Bullets are for guns.

I was at a meeting recently with a local township official, and when I asked about what highlights we should know about his community, he left the room.  He quickly and enthusiastically returned with a huge power point deck titled “State of the Township.”  All I could see was page after page of bullet points.

Knowing I wasn’t interested in the detail of how their road kill eradication was going (presuming it was one of the hundreds of points), I just simply asked: ‘Can you tell me the top 3 things we should know about your township?’

He hesitated.  And then said, “Well, we really have 15 great points, I’m not sure which 3 to pick.  Maybe the schools?  Maybe our ranking as a healthy community? I’m not sure, I’ll have to ask around and see what other messages may resonate.”

Bang bang.  His message died right there.  A missed opportunity.  And in some essence, an unveiling of his lack of clear vision and leadership for his community.

So on occasion, I curse the slide, as it allows people to avoid telling a story.  But in this case, and more frequently, I’m blaming the bullet point.

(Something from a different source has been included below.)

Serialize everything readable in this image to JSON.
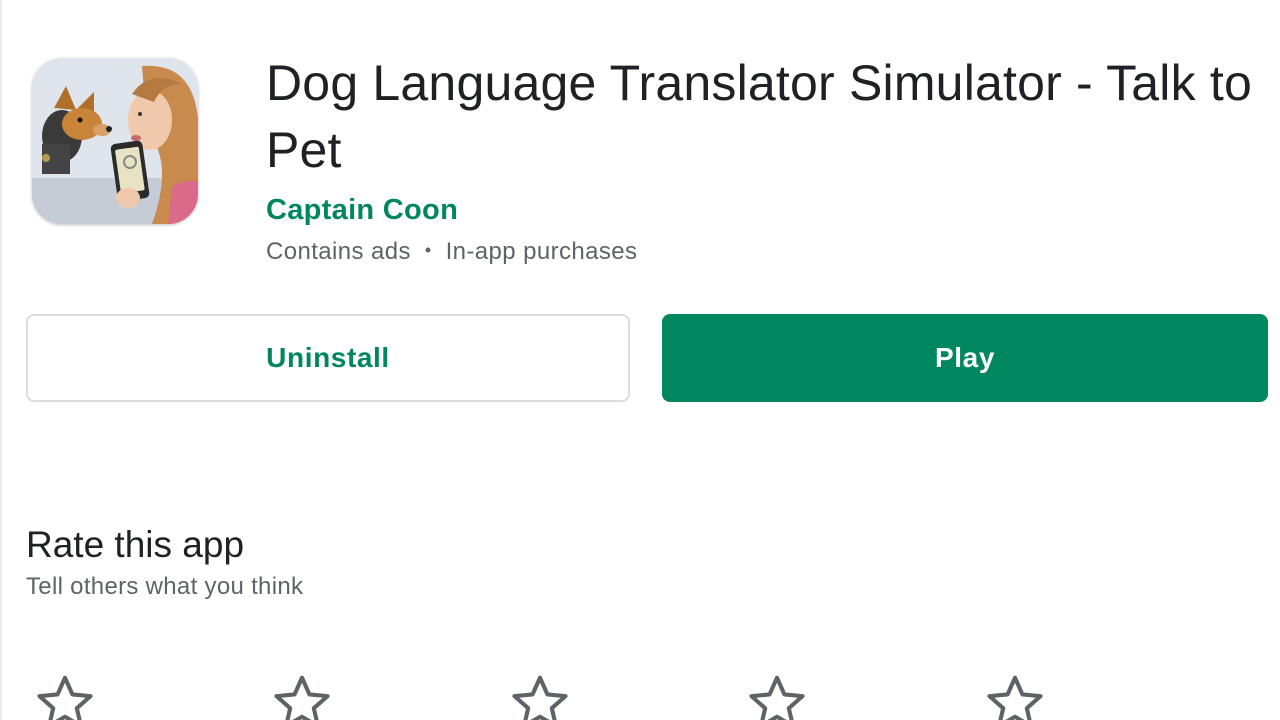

A thousand good ideas have a place in your presentation or message when they are tightly grouped, edited and organized.   But when ideas simply get translated into bullets, it shoots unnecessary holes in what should be a memorable, repeatable message and story.